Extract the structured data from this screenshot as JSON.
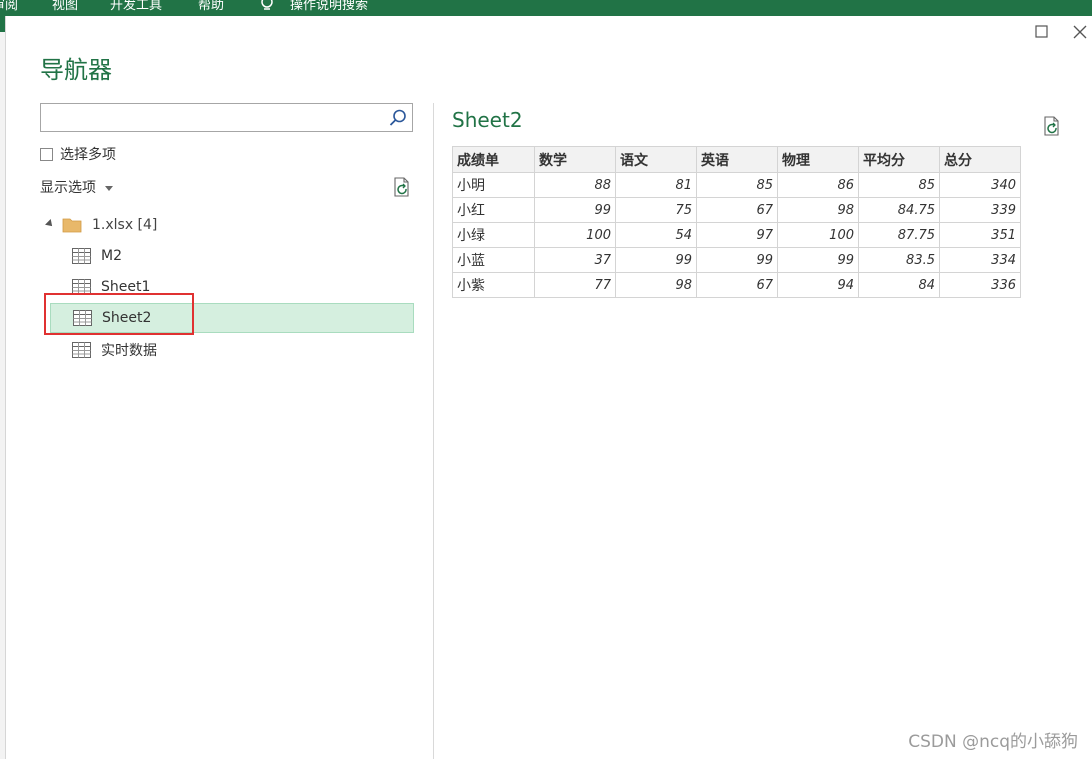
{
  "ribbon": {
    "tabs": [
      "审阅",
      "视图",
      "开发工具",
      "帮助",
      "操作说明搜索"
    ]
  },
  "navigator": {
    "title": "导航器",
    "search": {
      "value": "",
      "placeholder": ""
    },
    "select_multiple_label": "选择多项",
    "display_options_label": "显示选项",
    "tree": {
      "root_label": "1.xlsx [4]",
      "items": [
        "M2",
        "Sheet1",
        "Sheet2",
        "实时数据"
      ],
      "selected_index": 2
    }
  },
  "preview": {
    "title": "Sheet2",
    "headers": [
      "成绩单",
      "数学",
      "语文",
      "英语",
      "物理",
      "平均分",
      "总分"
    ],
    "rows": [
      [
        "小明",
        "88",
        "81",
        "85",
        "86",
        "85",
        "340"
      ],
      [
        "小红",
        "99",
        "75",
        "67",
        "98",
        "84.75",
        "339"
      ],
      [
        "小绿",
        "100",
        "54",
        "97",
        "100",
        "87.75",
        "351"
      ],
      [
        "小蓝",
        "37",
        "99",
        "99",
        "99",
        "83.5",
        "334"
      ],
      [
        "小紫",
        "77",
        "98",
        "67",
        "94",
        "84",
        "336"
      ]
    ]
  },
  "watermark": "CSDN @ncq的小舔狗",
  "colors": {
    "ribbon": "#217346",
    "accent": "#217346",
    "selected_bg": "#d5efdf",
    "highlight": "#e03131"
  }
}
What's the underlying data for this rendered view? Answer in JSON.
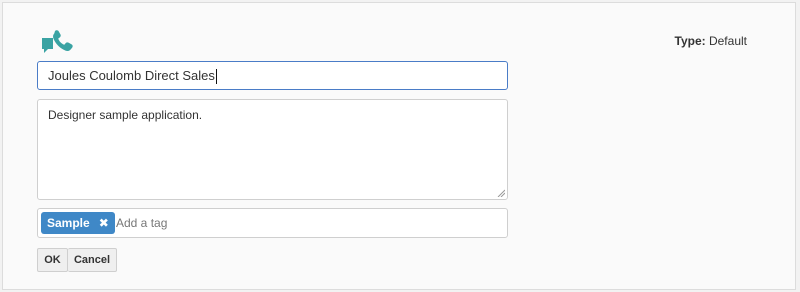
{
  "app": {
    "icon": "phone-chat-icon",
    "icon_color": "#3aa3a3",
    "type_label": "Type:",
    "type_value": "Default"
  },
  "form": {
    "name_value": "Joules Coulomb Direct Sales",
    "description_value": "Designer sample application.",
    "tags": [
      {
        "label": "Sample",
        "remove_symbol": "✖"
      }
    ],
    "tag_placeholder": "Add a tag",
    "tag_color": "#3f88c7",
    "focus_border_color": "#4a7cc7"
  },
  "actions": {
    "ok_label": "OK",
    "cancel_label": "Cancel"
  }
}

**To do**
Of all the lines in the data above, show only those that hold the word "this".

**Exercise response**
Extract the structured data from this screenshot as JSON.
What's the underlying data for this rendered view? Answer in JSON.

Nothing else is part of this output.